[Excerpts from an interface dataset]
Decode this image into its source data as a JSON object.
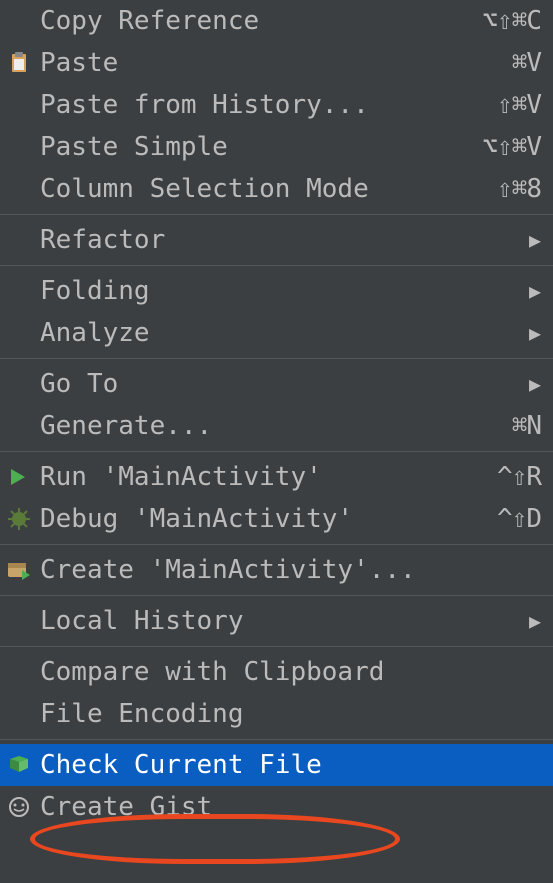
{
  "menu": {
    "items": [
      {
        "label": "Copy Reference",
        "shortcut": "⌥⇧⌘C",
        "icon": null,
        "submenu": false
      },
      {
        "label": "Paste",
        "shortcut": "⌘V",
        "icon": "paste",
        "submenu": false
      },
      {
        "label": "Paste from History...",
        "shortcut": "⇧⌘V",
        "icon": null,
        "submenu": false
      },
      {
        "label": "Paste Simple",
        "shortcut": "⌥⇧⌘V",
        "icon": null,
        "submenu": false
      },
      {
        "label": "Column Selection Mode",
        "shortcut": "⇧⌘8",
        "icon": null,
        "submenu": false
      },
      {
        "separator": true
      },
      {
        "label": "Refactor",
        "shortcut": "",
        "icon": null,
        "submenu": true
      },
      {
        "separator": true
      },
      {
        "label": "Folding",
        "shortcut": "",
        "icon": null,
        "submenu": true
      },
      {
        "label": "Analyze",
        "shortcut": "",
        "icon": null,
        "submenu": true
      },
      {
        "separator": true
      },
      {
        "label": "Go To",
        "shortcut": "",
        "icon": null,
        "submenu": true
      },
      {
        "label": "Generate...",
        "shortcut": "⌘N",
        "icon": null,
        "submenu": false
      },
      {
        "separator": true
      },
      {
        "label": "Run 'MainActivity'",
        "shortcut": "^⇧R",
        "icon": "run",
        "submenu": false
      },
      {
        "label": "Debug 'MainActivity'",
        "shortcut": "^⇧D",
        "icon": "debug",
        "submenu": false
      },
      {
        "separator": true
      },
      {
        "label": "Create 'MainActivity'...",
        "shortcut": "",
        "icon": "create-run",
        "submenu": false
      },
      {
        "separator": true
      },
      {
        "label": "Local History",
        "shortcut": "",
        "icon": null,
        "submenu": true
      },
      {
        "separator": true
      },
      {
        "label": "Compare with Clipboard",
        "shortcut": "",
        "icon": null,
        "submenu": false
      },
      {
        "label": "File Encoding",
        "shortcut": "",
        "icon": null,
        "submenu": false
      },
      {
        "separator": true
      },
      {
        "label": "Check Current File",
        "shortcut": "",
        "icon": "check",
        "submenu": false,
        "highlighted": true
      },
      {
        "label": "Create Gist",
        "shortcut": "",
        "icon": "gist",
        "submenu": false
      }
    ]
  },
  "colors": {
    "bg": "#3c3f41",
    "text": "#bbbbbb",
    "highlight_bg": "#0a5ec1",
    "annotation": "#e8471f"
  }
}
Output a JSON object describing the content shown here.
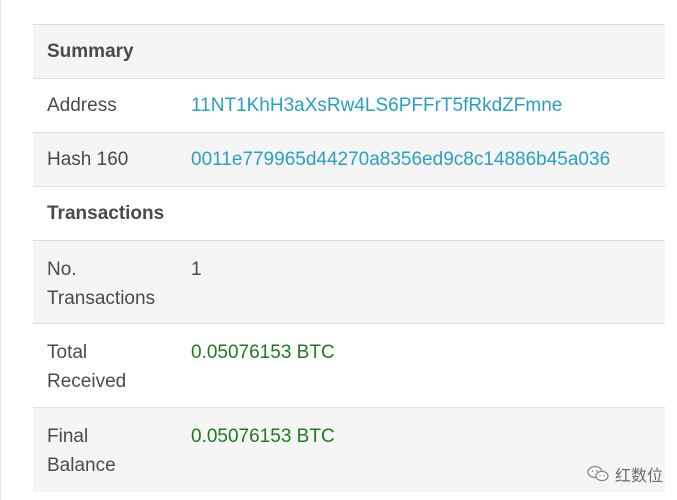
{
  "summary": {
    "title": "Summary"
  },
  "address": {
    "label": "Address",
    "value": "11NT1KhH3aXsRw4LS6PFFrT5fRkdZFmne"
  },
  "hash160": {
    "label": "Hash 160",
    "value": "0011e779965d44270a8356ed9c8c14886b45a036"
  },
  "transactions": {
    "title": "Transactions"
  },
  "no_transactions": {
    "label_line1": "No.",
    "label_line2": "Transactions",
    "value": "1"
  },
  "total_received": {
    "label_line1": "Total",
    "label_line2": "Received",
    "value": "0.05076153 BTC"
  },
  "final_balance": {
    "label_line1": "Final",
    "label_line2": "Balance",
    "value": "0.05076153 BTC"
  },
  "watermark": {
    "icon": "wechat-icon",
    "text": "红数位"
  },
  "colors": {
    "link": "#2a9fc4",
    "amount": "#1f7a1f",
    "row_alt": "#f5f5f5"
  }
}
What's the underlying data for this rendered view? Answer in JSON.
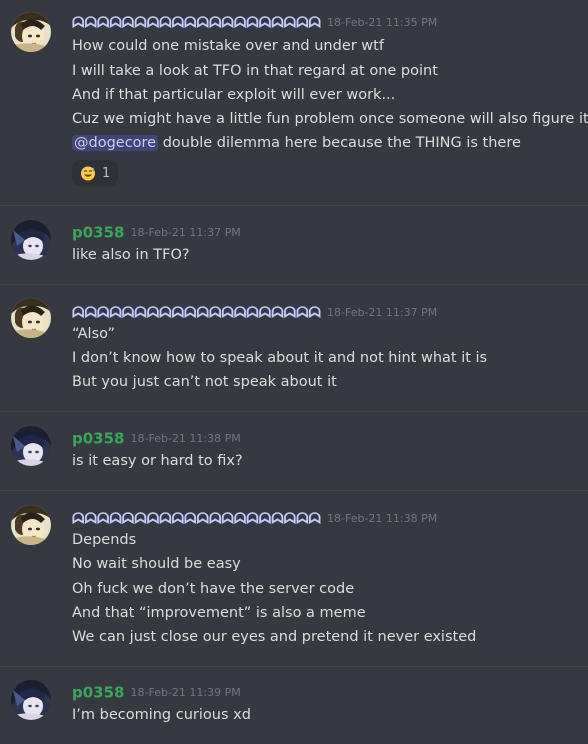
{
  "colors": {
    "background": "#36393f",
    "user_a": "#c4c9ff",
    "user_b": "#3ba55c",
    "timestamp": "#72767d",
    "text": "#dcddde",
    "mention_bg": "#5865f2"
  },
  "users": {
    "a": {
      "name": "ᗣᗣᗣᗣᗣᗣᗣᗣᗣᗣᗣᗣᗣᗣᗣᗣᗣᗣᗣᗣ"
    },
    "b": {
      "name": "p0358"
    }
  },
  "messages": [
    {
      "user": "a",
      "timestamp": "18-Feb-21 11:35 PM",
      "lines": [
        "How could one mistake over and under wtf",
        "I will take a look at TFO in that regard at one point",
        "And if that particular exploit will ever work...",
        "Cuz we might have a little fun problem once someone will also figure it out"
      ],
      "mention_line": {
        "mention": "@dogecore",
        "text": " double dilemma here because the THING is there"
      },
      "reaction": {
        "emoji_icon": "sweat-smile-icon",
        "count": "1"
      }
    },
    {
      "user": "b",
      "timestamp": "18-Feb-21 11:37 PM",
      "lines": [
        "like also in TFO?"
      ]
    },
    {
      "user": "a",
      "timestamp": "18-Feb-21 11:37 PM",
      "lines": [
        "“Also”",
        "I don’t know how to speak about it and not hint what it is",
        "But you just can’t not speak about it"
      ]
    },
    {
      "user": "b",
      "timestamp": "18-Feb-21 11:38 PM",
      "lines": [
        "is it easy or hard to fix?"
      ]
    },
    {
      "user": "a",
      "timestamp": "18-Feb-21 11:38 PM",
      "lines": [
        "Depends",
        "No wait should be easy",
        "Oh fuck we don’t have the server code",
        "And that “improvement” is also a meme",
        "We can just close our eyes and pretend it never existed"
      ]
    },
    {
      "user": "b",
      "timestamp": "18-Feb-21 11:39 PM",
      "lines": [
        "I’m becoming curious xd"
      ]
    }
  ]
}
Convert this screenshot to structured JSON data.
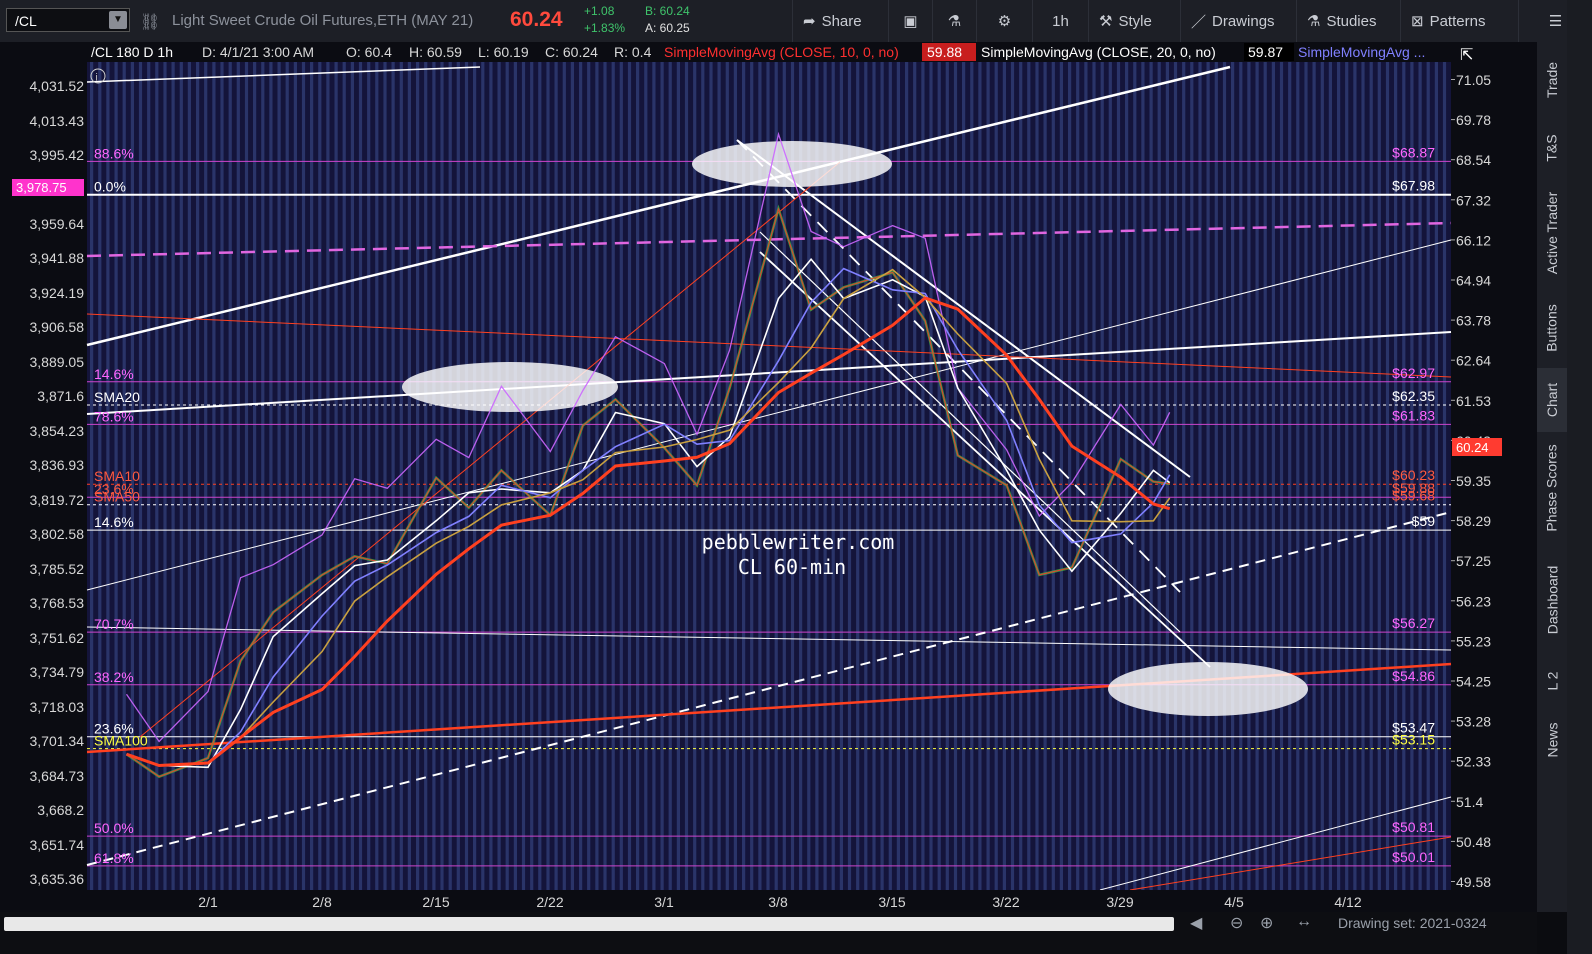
{
  "toolbar": {
    "symbol": "/CL",
    "description": "Light Sweet Crude Oil Futures,ETH (MAY 21)",
    "last": "60.24",
    "change": "+1.08",
    "change_pct": "+1.83%",
    "bid": "B: 60.24",
    "ask": "A: 60.25",
    "share": "Share",
    "interval": "1h",
    "style": "Style",
    "drawings": "Drawings",
    "studies": "Studies",
    "patterns": "Patterns"
  },
  "chart_header": {
    "title": "/CL 180 D 1h",
    "date": "D: 4/1/21 3:00 AM",
    "open": "O: 60.4",
    "high": "H: 60.59",
    "low": "L: 60.19",
    "close": "C: 60.24",
    "range": "R: 0.4",
    "sma10": "SimpleMovingAvg (CLOSE, 10, 0, no)",
    "sma10_val": "59.88",
    "sma20": "SimpleMovingAvg (CLOSE, 20, 0, no)",
    "sma20_val": "59.87",
    "sma_more": "SimpleMovingAvg ..."
  },
  "sidebar": [
    "Trade",
    "T&S",
    "Active Trader",
    "Buttons",
    "Chart",
    "Phase Scores",
    "Dashboard",
    "L 2",
    "News"
  ],
  "bottom": {
    "drawing_set": "Drawing set: 2021-0324"
  },
  "watermark": [
    "pebblewriter.com",
    "CL 60-min"
  ],
  "colors": {
    "background": "#14143a",
    "stripe": "#2e3a72",
    "sma10": "#ffffff",
    "sma20": "#8080ff",
    "sma50": "#c8a040",
    "sma100": "#ff4020",
    "spx": "#cc66ff",
    "fib": "#cc44cc",
    "price_tag": "#ff3b30"
  },
  "chart_data": {
    "type": "line",
    "x_ticks": [
      "2/1",
      "2/8",
      "2/15",
      "2/22",
      "3/1",
      "3/8",
      "3/15",
      "3/22",
      "3/29",
      "4/5",
      "4/12"
    ],
    "right_axis": [
      "71.05",
      "69.78",
      "68.54",
      "67.32",
      "66.12",
      "64.94",
      "63.78",
      "62.64",
      "61.53",
      "60.43",
      "59.35",
      "58.29",
      "57.25",
      "56.23",
      "55.23",
      "54.25",
      "53.28",
      "52.33",
      "51.4",
      "50.48",
      "49.58"
    ],
    "left_axis": [
      "4,031.52",
      "4,013.43",
      "3,995.42",
      "3,959.64",
      "3,941.88",
      "3,924.19",
      "3,906.58",
      "3,889.05",
      "3,871.6",
      "3,854.23",
      "3,836.93",
      "3,819.72",
      "3,802.58",
      "3,785.52",
      "3,768.53",
      "3,751.62",
      "3,734.79",
      "3,718.03",
      "3,701.34",
      "3,684.73",
      "3,668.2",
      "3,651.74",
      "3,635.36"
    ],
    "left_tag": "3,978.75",
    "last_price_tag": "60.24",
    "fib_levels": [
      {
        "left": "88.6%",
        "right": "$68.87",
        "price": 68.87
      },
      {
        "left": "0.0%",
        "right": "$67.98",
        "price": 67.98
      },
      {
        "left": "14.6%",
        "right": "$62.97",
        "price": 62.97
      },
      {
        "left": "SMA20",
        "right": "$62.35",
        "price": 62.35
      },
      {
        "left": "78.6%",
        "right": "$61.83",
        "price": 61.83
      },
      {
        "left": "SMA10",
        "right": "$60.23",
        "price": 60.23
      },
      {
        "left": "23.6%",
        "right": "$59.88",
        "price": 59.88
      },
      {
        "left": "SMA50",
        "right": "$59.68",
        "price": 59.68
      },
      {
        "left": "14.6%",
        "right": "$59",
        "price": 59.0
      },
      {
        "left": "70.7%",
        "right": "$56.27",
        "price": 56.27
      },
      {
        "left": "38.2%",
        "right": "$54.86",
        "price": 54.86
      },
      {
        "left": "23.6%",
        "right": "$53.47",
        "price": 53.47
      },
      {
        "left": "SMA100",
        "right": "$53.15",
        "price": 53.15
      },
      {
        "left": "50.0%",
        "right": "$50.81",
        "price": 50.81
      },
      {
        "left": "61.8%",
        "right": "$50.01",
        "price": 50.01
      }
    ],
    "price_path": [
      [
        "1/27",
        53.0
      ],
      [
        "1/29",
        52.4
      ],
      [
        "2/1",
        52.9
      ],
      [
        "2/3",
        55.5
      ],
      [
        "2/5",
        56.8
      ],
      [
        "2/8",
        57.8
      ],
      [
        "2/10",
        58.3
      ],
      [
        "2/12",
        58.1
      ],
      [
        "2/15",
        60.4
      ],
      [
        "2/17",
        59.6
      ],
      [
        "2/19",
        60.6
      ],
      [
        "2/22",
        59.4
      ],
      [
        "2/24",
        61.8
      ],
      [
        "2/26",
        62.5
      ],
      [
        "3/1",
        61.2
      ],
      [
        "3/3",
        60.2
      ],
      [
        "3/5",
        62.8
      ],
      [
        "3/8",
        67.6
      ],
      [
        "3/10",
        64.9
      ],
      [
        "3/12",
        65.5
      ],
      [
        "3/15",
        65.9
      ],
      [
        "3/17",
        64.6
      ],
      [
        "3/19",
        61.0
      ],
      [
        "3/22",
        60.2
      ],
      [
        "3/24",
        57.8
      ],
      [
        "3/26",
        58.0
      ],
      [
        "3/29",
        60.9
      ],
      [
        "3/31",
        60.3
      ],
      [
        "4/1",
        60.24
      ]
    ],
    "series": [
      {
        "name": "SMA10",
        "color": "#ffffff"
      },
      {
        "name": "SMA20",
        "color": "#8080ff"
      },
      {
        "name": "SMA50",
        "color": "#c8a040"
      },
      {
        "name": "SMA100",
        "color": "#ff4020"
      }
    ]
  }
}
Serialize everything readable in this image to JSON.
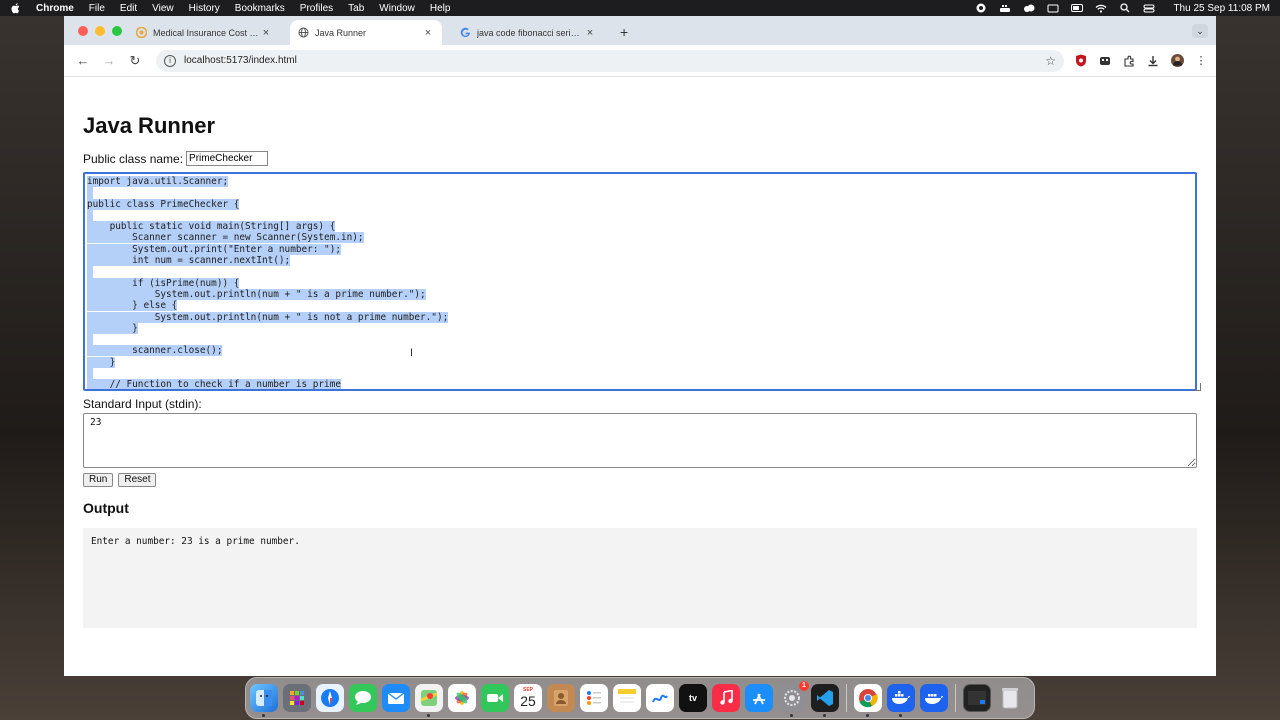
{
  "menubar": {
    "app_name": "Chrome",
    "items": [
      "File",
      "Edit",
      "View",
      "History",
      "Bookmarks",
      "Profiles",
      "Tab",
      "Window",
      "Help"
    ],
    "clock": "Thu 25 Sep  11:08 PM"
  },
  "browser": {
    "tabs": [
      {
        "title": "Medical Insurance Cost Datas",
        "icon": "kaggle-icon"
      },
      {
        "title": "Java Runner",
        "icon": "globe-icon"
      },
      {
        "title": "java code fibonacci series - G",
        "icon": "google-icon"
      }
    ],
    "url": "localhost:5173/index.html"
  },
  "page": {
    "title": "Java Runner",
    "class_name_label": "Public class name:",
    "class_name_value": "PrimeChecker",
    "code_lines": [
      "import java.util.Scanner;",
      "",
      "public class PrimeChecker {",
      "",
      "    public static void main(String[] args) {",
      "        Scanner scanner = new Scanner(System.in);",
      "        System.out.print(\"Enter a number: \");",
      "        int num = scanner.nextInt();",
      "",
      "        if (isPrime(num)) {",
      "            System.out.println(num + \" is a prime number.\");",
      "        } else {",
      "            System.out.println(num + \" is not a prime number.\");",
      "        }",
      "",
      "        scanner.close();",
      "    }",
      "",
      "    // Function to check if a number is prime"
    ],
    "stdin_label": "Standard Input (stdin):",
    "stdin_value": "23",
    "run_label": "Run",
    "reset_label": "Reset",
    "output_heading": "Output",
    "output_text": "Enter a number: 23 is a prime number."
  },
  "dock": {
    "calendar_month": "SEP",
    "calendar_day": "25",
    "settings_badge": "1"
  }
}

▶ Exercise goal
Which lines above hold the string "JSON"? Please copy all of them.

▶ Answer to this problem
Decode this image into its source data as a JSON object.
Output a JSON object describing the content shown here.
What's the underlying data for this rendered view? Answer in JSON.
Convert this screenshot to structured JSON data.
Serialize everything readable in this image to JSON.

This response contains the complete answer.